Uber buys Mideast rival Careem for $3.1 billion in its biggest acquisition to date

Careem co-founder Abdullah Elyas at the Careem office in Riyadh, Saudi Arabia.
(Nariman El-Mofty / Associated Press)

Uber Technologies Inc. Chief Executive Dara Khosrowshahi has cut the largest deal of his tenure, buying Middle Eastern ride-hailing competitor Careem Networks for $3.1 billion.

Uber will pay Dubai-based Careem $1.4 billion in cash and $1.7 billion in convertible notes when the deal closes, the two companies said in a statement. They are seeking regulatory approval in the 15 countries where Careem operates. Bloomberg had previously reported some details of the deal, which is expected to close in the first quarter of 2020.

The deal comes as San Francisco-based Uber is preparing to file in April for an initial public offering, people familiar with the matter have said. The acquisition isn’t expected to slow Uber’s IPO process and will enable the ride-hailing firm to emphasize its global footprint relative to rival Lyft Inc., which is expected to begin trading Friday.

The acquisition will be Uber’s priciest and will mark the first time the company has bought one of its regional competitors. Uber has sold many international business units, including in China, Southeast Asia and Russia, taking stakes in Didi Chuxing Inc., Grab and Yandex in the process.
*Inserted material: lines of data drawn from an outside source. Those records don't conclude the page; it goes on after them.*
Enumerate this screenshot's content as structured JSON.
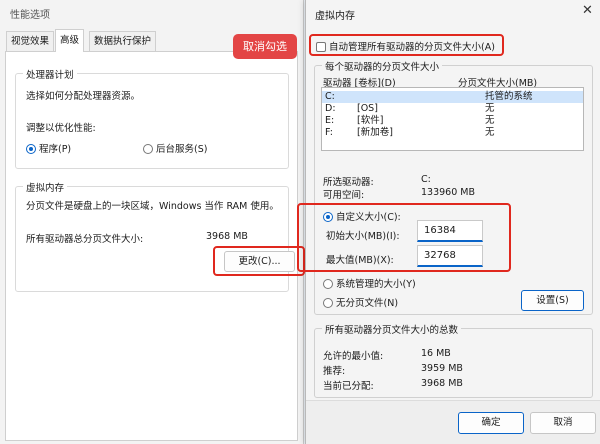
{
  "perf": {
    "title": "性能选项",
    "tabs": [
      "视觉效果",
      "高级",
      "数据执行保护"
    ],
    "processor": {
      "group_title": "处理器计划",
      "description": "选择如何分配处理器资源。",
      "optimize_label": "调整以优化性能:",
      "option_programs": "程序(P)",
      "option_background": "后台服务(S)"
    },
    "virtual_memory": {
      "group_title": "虚拟内存",
      "description": "分页文件是硬盘上的一块区域，Windows 当作 RAM 使用。",
      "total_label": "所有驱动器总分页文件大小:",
      "total_value": "3968 MB",
      "change_button": "更改(C)..."
    }
  },
  "callout": {
    "text": "取消勾选",
    "color": "#e34545"
  },
  "vm": {
    "title": "虚拟内存",
    "auto_manage_label": "自动管理所有驱动器的分页文件大小(A)",
    "auto_manage_checked": false,
    "per_drive_group": "每个驱动器的分页文件大小",
    "col_drive": "驱动器 [卷标](D)",
    "col_size": "分页文件大小(MB)",
    "drives": [
      {
        "drive": "C:",
        "label": "",
        "size": "托管的系统",
        "selected": true
      },
      {
        "drive": "D:",
        "label": "[OS]",
        "size": "无",
        "selected": false
      },
      {
        "drive": "E:",
        "label": "[软件]",
        "size": "无",
        "selected": false
      },
      {
        "drive": "F:",
        "label": "[新加卷]",
        "size": "无",
        "selected": false
      }
    ],
    "selected_drive_label": "所选驱动器:",
    "selected_drive_value": "C:",
    "free_space_label": "可用空间:",
    "free_space_value": "133960 MB",
    "custom_size_label": "自定义大小(C):",
    "initial_label": "初始大小(MB)(I):",
    "initial_value": "16384",
    "max_label": "最大值(MB)(X):",
    "max_value": "32768",
    "system_managed_label": "系统管理的大小(Y)",
    "no_paging_label": "无分页文件(N)",
    "set_button": "设置(S)",
    "total_group": "所有驱动器分页文件大小的总数",
    "min_allowed_label": "允许的最小值:",
    "min_allowed_value": "16 MB",
    "recommended_label": "推荐:",
    "recommended_value": "3959 MB",
    "current_label": "当前已分配:",
    "current_value": "3968 MB",
    "ok_button": "确定",
    "cancel_button": "取消",
    "close_glyph": "✕"
  },
  "colors": {
    "accent": "#0a64c8",
    "highlight_border": "#e0281e",
    "selection": "#cfe4fb"
  }
}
Another recent major purchase was electric bike company Jump Bikes.


The Careem acquisition represents one of the largest technology deals in the Middle East, according to data compiled by Bloomberg. As part of the agreement, Careem will continue to operate as a stand-alone brand after the deal closes.

Careem will become a wholly owned subsidiary of Uber. Mudassir Sheikha will remain as Careem’s CEO. Careem will have its own board, with three representatives from Uber and two from Careem. Both companies’ apps will continue to operate under separate brands. Jefferies acted as exclusive financial advisor to Careem on the transaction

Because the move combines the two largest ride-hailing companies in the Middle East, it could face regulatory scrutiny. One inevitable selling point of the deal will be that it enables the two companies to raise prices, while also reducing pressure to compete with each other in how much they pay drivers.

“Uber was very good at convincing the management team that [Careem] can run independently post-acquisition,” said venture capitalist David Chao, an investor in Careem. “I think terms were good and this was a huge victory for Uber.”


Some of Careem’s early backers are set to benefit from the deal. Riyadh, Saudi Arabia-based Al Tayyar Travel Group, one of the company’s largest corporate shareholders and earliest investors, said it expects to gain at least $470 million, pushing shares up more than 8%. Saudi Telecom expects to get about $274 million in cash and stock.

“For investors of Careem, this acquisition is a good deal as they have the minimum guaranteed price of $3.1 billion,” said Meziane Lasfer, a professor of finance at Cass Business School in Dubai. Because part of the acquisition is paid for in Uber shares, Careem investors also have “a large potential upside value” if the shares go higher than the $55 price on which the deal is based.